## WHAT THIS TASK INVOLVES
Using only the records, tally the lines with "label" in them and state that total by itself.
____ ENTRIES PROVIDED
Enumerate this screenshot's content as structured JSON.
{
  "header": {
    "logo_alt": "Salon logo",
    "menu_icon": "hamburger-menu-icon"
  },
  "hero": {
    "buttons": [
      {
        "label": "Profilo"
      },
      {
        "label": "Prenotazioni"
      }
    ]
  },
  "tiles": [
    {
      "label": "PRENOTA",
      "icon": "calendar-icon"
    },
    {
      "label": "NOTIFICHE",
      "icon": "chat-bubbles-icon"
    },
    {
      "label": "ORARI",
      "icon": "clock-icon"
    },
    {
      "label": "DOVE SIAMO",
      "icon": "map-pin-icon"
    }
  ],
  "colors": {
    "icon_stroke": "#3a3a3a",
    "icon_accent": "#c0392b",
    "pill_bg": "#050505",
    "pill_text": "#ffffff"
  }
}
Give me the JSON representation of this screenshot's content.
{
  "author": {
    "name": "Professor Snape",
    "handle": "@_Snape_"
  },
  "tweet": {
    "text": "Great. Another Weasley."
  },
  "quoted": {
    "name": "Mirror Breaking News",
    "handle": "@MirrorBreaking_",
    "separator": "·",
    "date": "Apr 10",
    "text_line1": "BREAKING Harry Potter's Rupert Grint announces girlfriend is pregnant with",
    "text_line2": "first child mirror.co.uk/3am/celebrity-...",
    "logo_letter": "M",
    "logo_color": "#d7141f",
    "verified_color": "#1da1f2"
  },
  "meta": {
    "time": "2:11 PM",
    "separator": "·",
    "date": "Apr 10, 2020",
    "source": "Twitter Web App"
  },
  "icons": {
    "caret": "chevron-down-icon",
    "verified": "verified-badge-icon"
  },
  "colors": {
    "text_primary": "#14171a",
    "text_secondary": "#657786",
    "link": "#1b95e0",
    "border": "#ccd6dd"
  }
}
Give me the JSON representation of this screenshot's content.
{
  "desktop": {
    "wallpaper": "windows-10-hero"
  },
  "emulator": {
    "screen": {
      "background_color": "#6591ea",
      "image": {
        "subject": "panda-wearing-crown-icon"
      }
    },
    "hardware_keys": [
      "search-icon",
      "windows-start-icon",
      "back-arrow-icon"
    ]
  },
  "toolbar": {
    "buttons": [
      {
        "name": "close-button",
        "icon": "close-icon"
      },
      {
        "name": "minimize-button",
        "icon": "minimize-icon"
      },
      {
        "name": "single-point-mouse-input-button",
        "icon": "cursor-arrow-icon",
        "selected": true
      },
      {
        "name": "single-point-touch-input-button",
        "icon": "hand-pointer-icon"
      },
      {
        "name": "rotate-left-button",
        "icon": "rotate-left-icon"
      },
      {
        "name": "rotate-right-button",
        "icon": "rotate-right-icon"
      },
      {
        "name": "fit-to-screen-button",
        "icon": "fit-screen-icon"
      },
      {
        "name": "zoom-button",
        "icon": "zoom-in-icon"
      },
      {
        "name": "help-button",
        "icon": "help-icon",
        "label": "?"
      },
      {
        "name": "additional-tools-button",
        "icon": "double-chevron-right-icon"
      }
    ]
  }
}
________
## RESPONSE AREA
7